• Work to complete
Can you output the records below exactly as they are written?

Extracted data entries
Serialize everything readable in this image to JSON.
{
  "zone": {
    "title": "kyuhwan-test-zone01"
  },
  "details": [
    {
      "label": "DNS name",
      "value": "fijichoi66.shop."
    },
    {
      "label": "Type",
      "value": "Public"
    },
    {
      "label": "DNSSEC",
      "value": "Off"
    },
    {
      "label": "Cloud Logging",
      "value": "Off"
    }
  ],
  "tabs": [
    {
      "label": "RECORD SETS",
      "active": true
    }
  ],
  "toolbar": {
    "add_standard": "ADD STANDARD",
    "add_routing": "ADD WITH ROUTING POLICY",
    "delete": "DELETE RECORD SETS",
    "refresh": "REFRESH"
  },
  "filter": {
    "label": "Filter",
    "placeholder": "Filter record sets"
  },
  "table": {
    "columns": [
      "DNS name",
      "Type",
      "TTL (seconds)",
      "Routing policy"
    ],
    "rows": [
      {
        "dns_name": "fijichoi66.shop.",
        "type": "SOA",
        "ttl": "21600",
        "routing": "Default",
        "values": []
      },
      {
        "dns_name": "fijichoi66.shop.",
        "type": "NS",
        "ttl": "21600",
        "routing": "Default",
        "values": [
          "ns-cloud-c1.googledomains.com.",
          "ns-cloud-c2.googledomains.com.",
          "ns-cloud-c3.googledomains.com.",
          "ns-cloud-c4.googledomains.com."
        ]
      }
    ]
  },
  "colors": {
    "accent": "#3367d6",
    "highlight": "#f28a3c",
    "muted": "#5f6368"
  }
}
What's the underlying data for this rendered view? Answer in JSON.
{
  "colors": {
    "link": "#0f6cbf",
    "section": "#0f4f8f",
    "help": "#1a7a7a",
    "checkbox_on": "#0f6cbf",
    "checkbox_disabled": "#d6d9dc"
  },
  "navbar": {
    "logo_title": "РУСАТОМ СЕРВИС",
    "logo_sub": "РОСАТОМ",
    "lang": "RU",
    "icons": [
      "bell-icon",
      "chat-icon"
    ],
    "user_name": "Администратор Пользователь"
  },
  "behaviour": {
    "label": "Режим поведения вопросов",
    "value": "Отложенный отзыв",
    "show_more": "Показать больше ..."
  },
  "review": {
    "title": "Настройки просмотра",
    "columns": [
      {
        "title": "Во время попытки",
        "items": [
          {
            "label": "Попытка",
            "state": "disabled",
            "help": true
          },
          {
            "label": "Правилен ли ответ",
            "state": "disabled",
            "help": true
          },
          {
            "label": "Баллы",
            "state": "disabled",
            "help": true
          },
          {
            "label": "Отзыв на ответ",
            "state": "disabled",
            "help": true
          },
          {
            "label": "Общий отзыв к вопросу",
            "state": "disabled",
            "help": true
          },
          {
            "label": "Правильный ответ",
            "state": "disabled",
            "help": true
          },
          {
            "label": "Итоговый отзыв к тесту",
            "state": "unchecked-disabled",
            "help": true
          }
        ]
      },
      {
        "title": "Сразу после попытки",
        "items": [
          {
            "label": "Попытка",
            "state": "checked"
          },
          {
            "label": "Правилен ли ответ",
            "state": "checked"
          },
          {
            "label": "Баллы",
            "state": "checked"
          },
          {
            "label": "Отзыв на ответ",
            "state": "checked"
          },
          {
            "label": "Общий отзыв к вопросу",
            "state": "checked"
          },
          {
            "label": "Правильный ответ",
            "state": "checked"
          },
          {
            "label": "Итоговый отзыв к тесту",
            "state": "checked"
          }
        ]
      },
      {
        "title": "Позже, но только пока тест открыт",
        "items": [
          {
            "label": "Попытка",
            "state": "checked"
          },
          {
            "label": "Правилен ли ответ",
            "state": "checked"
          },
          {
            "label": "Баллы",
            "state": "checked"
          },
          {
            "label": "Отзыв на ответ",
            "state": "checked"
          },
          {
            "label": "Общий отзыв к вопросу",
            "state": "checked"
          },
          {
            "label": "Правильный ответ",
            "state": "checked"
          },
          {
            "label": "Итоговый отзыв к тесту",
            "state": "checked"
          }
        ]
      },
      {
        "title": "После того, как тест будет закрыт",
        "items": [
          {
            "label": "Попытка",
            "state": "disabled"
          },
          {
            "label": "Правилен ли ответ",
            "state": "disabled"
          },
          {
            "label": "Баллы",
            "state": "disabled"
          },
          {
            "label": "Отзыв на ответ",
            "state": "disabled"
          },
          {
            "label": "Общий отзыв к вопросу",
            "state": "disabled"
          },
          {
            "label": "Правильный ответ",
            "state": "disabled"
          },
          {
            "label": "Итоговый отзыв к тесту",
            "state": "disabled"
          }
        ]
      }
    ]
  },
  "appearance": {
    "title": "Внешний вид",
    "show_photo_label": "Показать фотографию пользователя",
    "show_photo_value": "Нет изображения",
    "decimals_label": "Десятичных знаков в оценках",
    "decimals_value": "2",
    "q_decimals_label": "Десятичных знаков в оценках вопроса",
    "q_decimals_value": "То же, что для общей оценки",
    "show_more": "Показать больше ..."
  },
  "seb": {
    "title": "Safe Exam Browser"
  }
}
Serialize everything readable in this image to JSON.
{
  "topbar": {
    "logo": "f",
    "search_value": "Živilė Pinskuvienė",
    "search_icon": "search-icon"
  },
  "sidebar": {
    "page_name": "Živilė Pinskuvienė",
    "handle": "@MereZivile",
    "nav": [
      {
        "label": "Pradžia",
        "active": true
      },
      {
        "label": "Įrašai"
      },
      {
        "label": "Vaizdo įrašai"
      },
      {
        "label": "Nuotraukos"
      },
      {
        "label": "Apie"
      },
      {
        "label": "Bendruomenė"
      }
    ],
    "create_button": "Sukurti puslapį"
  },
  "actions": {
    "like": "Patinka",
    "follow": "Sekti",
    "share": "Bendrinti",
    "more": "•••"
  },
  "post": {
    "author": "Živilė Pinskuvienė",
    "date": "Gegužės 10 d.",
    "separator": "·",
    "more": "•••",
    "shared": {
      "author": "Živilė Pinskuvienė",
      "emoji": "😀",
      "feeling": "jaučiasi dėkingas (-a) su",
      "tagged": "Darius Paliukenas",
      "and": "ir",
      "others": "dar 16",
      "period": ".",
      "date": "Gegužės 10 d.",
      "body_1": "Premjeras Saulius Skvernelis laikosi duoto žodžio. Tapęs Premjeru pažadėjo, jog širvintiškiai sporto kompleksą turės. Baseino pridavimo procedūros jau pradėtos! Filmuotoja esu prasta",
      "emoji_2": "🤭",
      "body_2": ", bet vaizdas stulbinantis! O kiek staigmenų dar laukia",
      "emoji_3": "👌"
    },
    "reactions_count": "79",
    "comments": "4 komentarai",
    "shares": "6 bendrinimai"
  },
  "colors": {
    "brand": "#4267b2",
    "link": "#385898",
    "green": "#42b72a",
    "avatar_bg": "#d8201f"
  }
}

• Reply
Serialize everything readable in this image to JSON.
{
  "zone": {
    "title": "kyuhwan-test-zone01"
  },
  "details": [
    {
      "label": "DNS name",
      "value": "fijichoi66.shop."
    },
    {
      "label": "Type",
      "value": "Public"
    },
    {
      "label": "DNSSEC",
      "value": "Off"
    },
    {
      "label": "Cloud Logging",
      "value": "Off"
    }
  ],
  "tabs": [
    {
      "label": "RECORD SETS",
      "active": true
    }
  ],
  "toolbar": {
    "add_standard": "ADD STANDARD",
    "add_routing": "ADD WITH ROUTING POLICY",
    "delete": "DELETE RECORD SETS",
    "refresh": "REFRESH"
  },
  "filter": {
    "label": "Filter",
    "placeholder": "Filter record sets"
  },
  "table": {
    "columns": [
      "DNS name",
      "Type",
      "TTL (seconds)",
      "Routing policy"
    ],
    "rows": [
      {
        "dns_name": "fijichoi66.shop.",
        "type": "SOA",
        "ttl": "21600",
        "routing": "Default",
        "values": []
      },
      {
        "dns_name": "fijichoi66.shop.",
        "type": "NS",
        "ttl": "21600",
        "routing": "Default",
        "values": [
          "ns-cloud-c1.googledomains.com.",
          "ns-cloud-c2.googledomains.com.",
          "ns-cloud-c3.googledomains.com.",
          "ns-cloud-c4.googledomains.com."
        ]
      }
    ]
  },
  "colors": {
    "accent": "#3367d6",
    "highlight": "#f28a3c",
    "muted": "#5f6368"
  }
}
What's the underlying data for this rendered view? Answer in JSON.
{
  "colors": {
    "link": "#0f6cbf",
    "section": "#0f4f8f",
    "help": "#1a7a7a",
    "checkbox_on": "#0f6cbf",
    "checkbox_disabled": "#d6d9dc"
  },
  "navbar": {
    "logo_title": "РУСАТОМ СЕРВИС",
    "logo_sub": "РОСАТОМ",
    "lang": "RU",
    "icons": [
      "bell-icon",
      "chat-icon"
    ],
    "user_name": "Администратор Пользователь"
  },
  "behaviour": {
    "label": "Режим поведения вопросов",
    "value": "Отложенный отзыв",
    "show_more": "Показать больше ..."
  },
  "review": {
    "title": "Настройки просмотра",
    "columns": [
      {
        "title": "Во время попытки",
        "items": [
          {
            "label": "Попытка",
            "state": "disabled",
            "help": true
          },
          {
            "label": "Правилен ли ответ",
            "state": "disabled",
            "help": true
          },
          {
            "label": "Баллы",
            "state": "disabled",
            "help": true
          },
          {
            "label": "Отзыв на ответ",
            "state": "disabled",
            "help": true
          },
          {
            "label": "Общий отзыв к вопросу",
            "state": "disabled",
            "help": true
          },
          {
            "label": "Правильный ответ",
            "state": "disabled",
            "help": true
          },
          {
            "label": "Итоговый отзыв к тесту",
            "state": "unchecked-disabled",
            "help": true
          }
        ]
      },
      {
        "title": "Сразу после попытки",
        "items": [
          {
            "label": "Попытка",
            "state": "checked"
          },
          {
            "label": "Правилен ли ответ",
            "state": "checked"
          },
          {
            "label": "Баллы",
            "state": "checked"
          },
          {
            "label": "Отзыв на ответ",
            "state": "checked"
          },
          {
            "label": "Общий отзыв к вопросу",
            "state": "checked"
          },
          {
            "label": "Правильный ответ",
            "state": "checked"
          },
          {
            "label": "Итоговый отзыв к тесту",
            "state": "checked"
          }
        ]
      },
      {
        "title": "Позже, но только пока тест открыт",
        "items": [
          {
            "label": "Попытка",
            "state": "checked"
          },
          {
            "label": "Правилен ли ответ",
            "state": "checked"
          },
          {
            "label": "Баллы",
            "state": "checked"
          },
          {
            "label": "Отзыв на ответ",
            "state": "checked"
          },
          {
            "label": "Общий отзыв к вопросу",
            "state": "checked"
          },
          {
            "label": "Правильный ответ",
            "state": "checked"
          },
          {
            "label": "Итоговый отзыв к тесту",
            "state": "checked"
          }
        ]
      },
      {
        "title": "После того, как тест будет закрыт",
        "items": [
          {
            "label": "Попытка",
            "state": "disabled"
          },
          {
            "label": "Правилен ли ответ",
            "state": "disabled"
          },
          {
            "label": "Баллы",
            "state": "disabled"
          },
          {
            "label": "Отзыв на ответ",
            "state": "disabled"
          },
          {
            "label": "Общий отзыв к вопросу",
            "state": "disabled"
          },
          {
            "label": "Правильный ответ",
            "state": "disabled"
          },
          {
            "label": "Итоговый отзыв к тесту",
            "state": "disabled"
          }
        ]
      }
    ]
  },
  "appearance": {
    "title": "Внешний вид",
    "show_photo_label": "Показать фотографию пользователя",
    "show_photo_value": "Нет изображения",
    "decimals_label": "Десятичных знаков в оценках",
    "decimals_value": "2",
    "q_decimals_label": "Десятичных знаков в оценках вопроса",
    "q_decimals_value": "То же, что для общей оценки",
    "show_more": "Показать больше ..."
  },
  "seb": {
    "title": "Safe Exam Browser"
  }
}
Serialize everything readable in this image to JSON.
{
  "topbar": {
    "logo": "f",
    "search_value": "Živilė Pinskuvienė",
    "search_icon": "search-icon"
  },
  "sidebar": {
    "page_name": "Živilė Pinskuvienė",
    "handle": "@MereZivile",
    "nav": [
      {
        "label": "Pradžia",
        "active": true
      },
      {
        "label": "Įrašai"
      },
      {
        "label": "Vaizdo įrašai"
      },
      {
        "label": "Nuotraukos"
      },
      {
        "label": "Apie"
      },
      {
        "label": "Bendruomenė"
      }
    ],
    "create_button": "Sukurti puslapį"
  },
  "actions": {
    "like": "Patinka",
    "follow": "Sekti",
    "share": "Bendrinti",
    "more": "•••"
  },
  "post": {
    "author": "Živilė Pinskuvienė",
    "date": "Gegužės 10 d.",
    "separator": "·",
    "more": "•••",
    "shared": {
      "author": "Živilė Pinskuvienė",
      "emoji": "😀",
      "feeling": "jaučiasi dėkingas (-a) su",
      "tagged": "Darius Paliukenas",
      "and": "ir",
      "others": "dar 16",
      "period": ".",
      "date": "Gegužės 10 d.",
      "body_1": "Premjeras Saulius Skvernelis laikosi duoto žodžio. Tapęs Premjeru pažadėjo, jog širvintiškiai sporto kompleksą turės. Baseino pridavimo procedūros jau pradėtos! Filmuotoja esu prasta",
      "emoji_2": "🤭",
      "body_2": ", bet vaizdas stulbinantis! O kiek staigmenų dar laukia",
      "emoji_3": "👌"
    },
    "reactions_count": "79",
    "comments": "4 komentarai",
    "shares": "6 bendrinimai"
  },
  "colors": {
    "brand": "#4267b2",
    "link": "#385898",
    "green": "#42b72a",
    "avatar_bg": "#d8201f"
  }
}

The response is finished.